Task details
Print out the data below. Do not alter a single line.

Dataset rows for apps and sites

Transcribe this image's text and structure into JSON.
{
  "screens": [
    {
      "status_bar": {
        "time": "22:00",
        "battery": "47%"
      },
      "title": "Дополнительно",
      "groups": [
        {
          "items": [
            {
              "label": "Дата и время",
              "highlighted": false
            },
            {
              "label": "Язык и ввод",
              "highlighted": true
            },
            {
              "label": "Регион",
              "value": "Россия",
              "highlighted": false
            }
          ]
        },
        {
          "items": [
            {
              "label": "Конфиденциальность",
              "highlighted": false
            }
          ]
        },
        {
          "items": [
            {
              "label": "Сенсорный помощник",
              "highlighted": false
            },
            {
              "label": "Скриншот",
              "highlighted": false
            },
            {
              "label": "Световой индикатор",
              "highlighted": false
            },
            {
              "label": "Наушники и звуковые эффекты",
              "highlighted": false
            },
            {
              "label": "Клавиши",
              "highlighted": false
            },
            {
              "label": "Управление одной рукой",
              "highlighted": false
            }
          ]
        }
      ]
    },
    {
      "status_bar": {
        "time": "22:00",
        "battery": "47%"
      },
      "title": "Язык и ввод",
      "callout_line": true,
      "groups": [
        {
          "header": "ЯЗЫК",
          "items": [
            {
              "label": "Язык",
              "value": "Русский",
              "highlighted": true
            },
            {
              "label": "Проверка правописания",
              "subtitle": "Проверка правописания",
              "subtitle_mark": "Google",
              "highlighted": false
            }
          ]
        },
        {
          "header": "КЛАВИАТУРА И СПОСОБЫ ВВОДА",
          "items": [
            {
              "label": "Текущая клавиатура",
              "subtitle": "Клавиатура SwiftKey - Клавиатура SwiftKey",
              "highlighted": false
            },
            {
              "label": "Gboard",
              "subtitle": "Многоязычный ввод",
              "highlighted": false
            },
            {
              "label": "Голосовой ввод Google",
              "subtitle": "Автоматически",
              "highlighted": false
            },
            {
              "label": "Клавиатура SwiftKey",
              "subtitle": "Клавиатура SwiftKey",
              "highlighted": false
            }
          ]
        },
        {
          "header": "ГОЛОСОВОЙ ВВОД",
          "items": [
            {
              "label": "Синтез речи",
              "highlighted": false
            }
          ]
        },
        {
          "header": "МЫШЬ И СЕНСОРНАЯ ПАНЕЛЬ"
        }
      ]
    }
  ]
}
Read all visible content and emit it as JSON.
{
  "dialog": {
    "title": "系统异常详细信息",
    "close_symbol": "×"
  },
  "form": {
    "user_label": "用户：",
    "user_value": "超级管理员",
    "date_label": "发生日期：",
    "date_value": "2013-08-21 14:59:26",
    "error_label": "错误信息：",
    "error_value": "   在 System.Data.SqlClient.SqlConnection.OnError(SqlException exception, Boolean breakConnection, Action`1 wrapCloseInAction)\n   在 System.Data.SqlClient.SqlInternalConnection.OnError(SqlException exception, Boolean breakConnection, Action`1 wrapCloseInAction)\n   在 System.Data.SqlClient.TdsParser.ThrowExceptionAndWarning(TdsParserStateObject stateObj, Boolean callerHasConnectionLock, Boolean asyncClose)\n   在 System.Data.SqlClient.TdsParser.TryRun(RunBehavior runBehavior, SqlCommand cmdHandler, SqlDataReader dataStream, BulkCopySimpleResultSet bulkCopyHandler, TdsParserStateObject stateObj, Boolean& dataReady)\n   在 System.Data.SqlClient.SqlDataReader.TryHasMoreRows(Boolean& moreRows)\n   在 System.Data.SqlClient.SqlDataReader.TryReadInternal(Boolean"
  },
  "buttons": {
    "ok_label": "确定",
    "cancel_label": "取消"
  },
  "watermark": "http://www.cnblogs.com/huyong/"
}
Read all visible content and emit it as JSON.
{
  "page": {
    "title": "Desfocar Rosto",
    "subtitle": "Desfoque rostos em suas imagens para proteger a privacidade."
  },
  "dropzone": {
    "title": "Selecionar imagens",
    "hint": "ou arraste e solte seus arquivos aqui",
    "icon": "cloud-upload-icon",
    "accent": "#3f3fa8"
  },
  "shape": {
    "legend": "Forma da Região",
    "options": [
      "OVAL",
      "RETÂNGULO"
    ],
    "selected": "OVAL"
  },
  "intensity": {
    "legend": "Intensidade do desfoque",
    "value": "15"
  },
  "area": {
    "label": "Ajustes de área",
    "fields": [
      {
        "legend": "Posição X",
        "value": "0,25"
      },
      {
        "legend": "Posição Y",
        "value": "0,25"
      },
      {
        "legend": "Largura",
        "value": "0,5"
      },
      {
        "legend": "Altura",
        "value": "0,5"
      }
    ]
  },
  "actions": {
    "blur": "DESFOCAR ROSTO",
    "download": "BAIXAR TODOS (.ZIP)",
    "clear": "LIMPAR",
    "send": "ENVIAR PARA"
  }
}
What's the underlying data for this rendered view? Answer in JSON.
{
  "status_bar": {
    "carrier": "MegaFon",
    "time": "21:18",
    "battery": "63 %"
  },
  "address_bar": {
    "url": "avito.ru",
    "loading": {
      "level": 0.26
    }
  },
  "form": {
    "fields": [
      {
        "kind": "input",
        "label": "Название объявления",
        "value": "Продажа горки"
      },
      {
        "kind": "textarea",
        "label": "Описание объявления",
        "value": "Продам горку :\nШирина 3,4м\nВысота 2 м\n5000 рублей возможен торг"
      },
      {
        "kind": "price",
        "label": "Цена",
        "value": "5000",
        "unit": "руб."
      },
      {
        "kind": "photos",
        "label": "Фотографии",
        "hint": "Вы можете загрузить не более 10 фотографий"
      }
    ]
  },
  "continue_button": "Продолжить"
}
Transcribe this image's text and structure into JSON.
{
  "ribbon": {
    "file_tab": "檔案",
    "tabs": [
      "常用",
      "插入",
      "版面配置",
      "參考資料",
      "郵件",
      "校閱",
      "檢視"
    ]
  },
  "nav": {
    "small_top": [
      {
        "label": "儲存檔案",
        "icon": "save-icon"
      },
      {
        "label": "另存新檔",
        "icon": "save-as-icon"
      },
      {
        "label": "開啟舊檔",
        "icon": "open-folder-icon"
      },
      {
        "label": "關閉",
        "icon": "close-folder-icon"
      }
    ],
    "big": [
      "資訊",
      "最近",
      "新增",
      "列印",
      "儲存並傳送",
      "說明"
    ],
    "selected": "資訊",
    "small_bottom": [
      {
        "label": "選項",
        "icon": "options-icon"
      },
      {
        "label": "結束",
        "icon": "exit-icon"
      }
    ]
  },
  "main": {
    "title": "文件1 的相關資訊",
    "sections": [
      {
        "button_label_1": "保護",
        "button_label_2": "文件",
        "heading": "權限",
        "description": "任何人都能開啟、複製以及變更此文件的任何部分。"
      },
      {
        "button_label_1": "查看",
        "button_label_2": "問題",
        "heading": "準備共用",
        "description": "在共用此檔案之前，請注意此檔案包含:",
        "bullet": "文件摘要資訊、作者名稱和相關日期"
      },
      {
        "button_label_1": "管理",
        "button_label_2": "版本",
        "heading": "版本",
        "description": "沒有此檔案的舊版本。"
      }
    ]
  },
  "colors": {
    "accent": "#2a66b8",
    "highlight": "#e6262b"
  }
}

Your solution
Transcribe this image's text and structure into JSON.
{
  "screens": [
    {
      "status_bar": {
        "time": "22:00",
        "battery": "47%"
      },
      "title": "Дополнительно",
      "groups": [
        {
          "items": [
            {
              "label": "Дата и время",
              "highlighted": false
            },
            {
              "label": "Язык и ввод",
              "highlighted": true
            },
            {
              "label": "Регион",
              "value": "Россия",
              "highlighted": false
            }
          ]
        },
        {
          "items": [
            {
              "label": "Конфиденциальность",
              "highlighted": false
            }
          ]
        },
        {
          "items": [
            {
              "label": "Сенсорный помощник",
              "highlighted": false
            },
            {
              "label": "Скриншот",
              "highlighted": false
            },
            {
              "label": "Световой индикатор",
              "highlighted": false
            },
            {
              "label": "Наушники и звуковые эффекты",
              "highlighted": false
            },
            {
              "label": "Клавиши",
              "highlighted": false
            },
            {
              "label": "Управление одной рукой",
              "highlighted": false
            }
          ]
        }
      ]
    },
    {
      "status_bar": {
        "time": "22:00",
        "battery": "47%"
      },
      "title": "Язык и ввод",
      "callout_line": true,
      "groups": [
        {
          "header": "ЯЗЫК",
          "items": [
            {
              "label": "Язык",
              "value": "Русский",
              "highlighted": true
            },
            {
              "label": "Проверка правописания",
              "subtitle": "Проверка правописания",
              "subtitle_mark": "Google",
              "highlighted": false
            }
          ]
        },
        {
          "header": "КЛАВИАТУРА И СПОСОБЫ ВВОДА",
          "items": [
            {
              "label": "Текущая клавиатура",
              "subtitle": "Клавиатура SwiftKey - Клавиатура SwiftKey",
              "highlighted": false
            },
            {
              "label": "Gboard",
              "subtitle": "Многоязычный ввод",
              "highlighted": false
            },
            {
              "label": "Голосовой ввод Google",
              "subtitle": "Автоматически",
              "highlighted": false
            },
            {
              "label": "Клавиатура SwiftKey",
              "subtitle": "Клавиатура SwiftKey",
              "highlighted": false
            }
          ]
        },
        {
          "header": "ГОЛОСОВОЙ ВВОД",
          "items": [
            {
              "label": "Синтез речи",
              "highlighted": false
            }
          ]
        },
        {
          "header": "МЫШЬ И СЕНСОРНАЯ ПАНЕЛЬ"
        }
      ]
    }
  ]
}
Read all visible content and emit it as JSON.
{
  "dialog": {
    "title": "系统异常详细信息",
    "close_symbol": "×"
  },
  "form": {
    "user_label": "用户：",
    "user_value": "超级管理员",
    "date_label": "发生日期：",
    "date_value": "2013-08-21 14:59:26",
    "error_label": "错误信息：",
    "error_value": "   在 System.Data.SqlClient.SqlConnection.OnError(SqlException exception, Boolean breakConnection, Action`1 wrapCloseInAction)\n   在 System.Data.SqlClient.SqlInternalConnection.OnError(SqlException exception, Boolean breakConnection, Action`1 wrapCloseInAction)\n   在 System.Data.SqlClient.TdsParser.ThrowExceptionAndWarning(TdsParserStateObject stateObj, Boolean callerHasConnectionLock, Boolean asyncClose)\n   在 System.Data.SqlClient.TdsParser.TryRun(RunBehavior runBehavior, SqlCommand cmdHandler, SqlDataReader dataStream, BulkCopySimpleResultSet bulkCopyHandler, TdsParserStateObject stateObj, Boolean& dataReady)\n   在 System.Data.SqlClient.SqlDataReader.TryHasMoreRows(Boolean& moreRows)\n   在 System.Data.SqlClient.SqlDataReader.TryReadInternal(Boolean"
  },
  "buttons": {
    "ok_label": "确定",
    "cancel_label": "取消"
  },
  "watermark": "http://www.cnblogs.com/huyong/"
}
Read all visible content and emit it as JSON.
{
  "page": {
    "title": "Desfocar Rosto",
    "subtitle": "Desfoque rostos em suas imagens para proteger a privacidade."
  },
  "dropzone": {
    "title": "Selecionar imagens",
    "hint": "ou arraste e solte seus arquivos aqui",
    "icon": "cloud-upload-icon",
    "accent": "#3f3fa8"
  },
  "shape": {
    "legend": "Forma da Região",
    "options": [
      "OVAL",
      "RETÂNGULO"
    ],
    "selected": "OVAL"
  },
  "intensity": {
    "legend": "Intensidade do desfoque",
    "value": "15"
  },
  "area": {
    "label": "Ajustes de área",
    "fields": [
      {
        "legend": "Posição X",
        "value": "0,25"
      },
      {
        "legend": "Posição Y",
        "value": "0,25"
      },
      {
        "legend": "Largura",
        "value": "0,5"
      },
      {
        "legend": "Altura",
        "value": "0,5"
      }
    ]
  },
  "actions": {
    "blur": "DESFOCAR ROSTO",
    "download": "BAIXAR TODOS (.ZIP)",
    "clear": "LIMPAR",
    "send": "ENVIAR PARA"
  }
}
What's the underlying data for this rendered view? Answer in JSON.
{
  "status_bar": {
    "carrier": "MegaFon",
    "time": "21:18",
    "battery": "63 %"
  },
  "address_bar": {
    "url": "avito.ru",
    "loading": {
      "level": 0.26
    }
  },
  "form": {
    "fields": [
      {
        "kind": "input",
        "label": "Название объявления",
        "value": "Продажа горки"
      },
      {
        "kind": "textarea",
        "label": "Описание объявления",
        "value": "Продам горку :\nШирина 3,4м\nВысота 2 м\n5000 рублей возможен торг"
      },
      {
        "kind": "price",
        "label": "Цена",
        "value": "5000",
        "unit": "руб."
      },
      {
        "kind": "photos",
        "label": "Фотографии",
        "hint": "Вы можете загрузить не более 10 фотографий"
      }
    ]
  },
  "continue_button": "Продолжить"
}
Transcribe this image's text and structure into JSON.
{
  "ribbon": {
    "file_tab": "檔案",
    "tabs": [
      "常用",
      "插入",
      "版面配置",
      "參考資料",
      "郵件",
      "校閱",
      "檢視"
    ]
  },
  "nav": {
    "small_top": [
      {
        "label": "儲存檔案",
        "icon": "save-icon"
      },
      {
        "label": "另存新檔",
        "icon": "save-as-icon"
      },
      {
        "label": "開啟舊檔",
        "icon": "open-folder-icon"
      },
      {
        "label": "關閉",
        "icon": "close-folder-icon"
      }
    ],
    "big": [
      "資訊",
      "最近",
      "新增",
      "列印",
      "儲存並傳送",
      "說明"
    ],
    "selected": "資訊",
    "small_bottom": [
      {
        "label": "選項",
        "icon": "options-icon"
      },
      {
        "label": "結束",
        "icon": "exit-icon"
      }
    ]
  },
  "main": {
    "title": "文件1 的相關資訊",
    "sections": [
      {
        "button_label_1": "保護",
        "button_label_2": "文件",
        "heading": "權限",
        "description": "任何人都能開啟、複製以及變更此文件的任何部分。"
      },
      {
        "button_label_1": "查看",
        "button_label_2": "問題",
        "heading": "準備共用",
        "description": "在共用此檔案之前，請注意此檔案包含:",
        "bullet": "文件摘要資訊、作者名稱和相關日期"
      },
      {
        "button_label_1": "管理",
        "button_label_2": "版本",
        "heading": "版本",
        "description": "沒有此檔案的舊版本。"
      }
    ]
  },
  "colors": {
    "accent": "#2a66b8",
    "highlight": "#e6262b"
  }
}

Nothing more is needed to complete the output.